Steven M. Firestine
THE DEVELOPMENT AND APPLICATION OF A FLUORESCENCE BASED ASSAY FOR BACTERIAL N5-CAIR MUTASE
MARCELLA F. SHARMA
Advisor: Dr. Steven M. Firestine
Major: Pharmaceutical Sciences
Degree: Master of Science
The lack of development in the antimicrobial drug pipeline has led us to focus on novel drug targets. The bacterial enzymes of the de novo purine biosynthesis pathway serve as a novel target for antimicrobial drug discovery.
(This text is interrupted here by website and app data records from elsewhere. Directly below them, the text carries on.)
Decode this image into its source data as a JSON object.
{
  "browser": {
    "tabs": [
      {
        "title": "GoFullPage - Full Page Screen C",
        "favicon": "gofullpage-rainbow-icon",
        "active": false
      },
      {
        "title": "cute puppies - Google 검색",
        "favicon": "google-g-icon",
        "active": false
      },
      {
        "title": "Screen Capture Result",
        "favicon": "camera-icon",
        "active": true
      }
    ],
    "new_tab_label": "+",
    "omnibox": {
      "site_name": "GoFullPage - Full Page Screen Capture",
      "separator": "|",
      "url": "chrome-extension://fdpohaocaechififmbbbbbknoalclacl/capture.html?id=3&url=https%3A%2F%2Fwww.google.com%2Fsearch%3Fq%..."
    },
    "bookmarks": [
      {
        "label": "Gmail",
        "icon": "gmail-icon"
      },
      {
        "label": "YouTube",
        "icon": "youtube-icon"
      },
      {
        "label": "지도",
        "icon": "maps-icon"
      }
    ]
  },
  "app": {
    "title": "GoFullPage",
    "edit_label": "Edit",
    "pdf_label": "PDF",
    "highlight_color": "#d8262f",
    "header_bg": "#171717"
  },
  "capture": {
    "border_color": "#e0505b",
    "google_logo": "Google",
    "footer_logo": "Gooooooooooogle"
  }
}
Within this pathway, there is a divergence between humans and bacteria in the step that converts 5-aminoimidazole ribonucleotide (AIR) to carboxy-5-aminoimidazole ribonucleotide (CAIR). Humans require only one enzyme, AIR carboxylase to accomplish this conversion while bacteria utilize two distinctive enzymes, N5-CAIR synthetase and N5-CAIR mutase. Unfortunately, a robust activity-based assay does not exist for N5-CAIR mutase. To address this problem, a novel, fluorescence based activity screen was developed in the Firestine lab that is based on the reaction of enzymatically produced AIR with fluorescein-labeled isatin (I-FITC). Reaction of AIR with I-FITC results in a large increase in the fluorescence signal. The assay is robust (Z’ 0.79) and we have used it to conduct a small screen of 80 fragments. No reproducible hits were identified. A high-throughput screen was conducted on N5-CAIR mutase using the 2,400 compound Microsource Spectrum library. Again, no verified hits were identified. Future studies will explore larger, focused fragment library to identify inhibitors of N5-CAIR mutase.
Sharma, Marcella, "The Development And Application Of A Fluorescence Based Activity Assay For Bacterial N5-Cair Mutase" (2020). Wayne State University Theses. 762.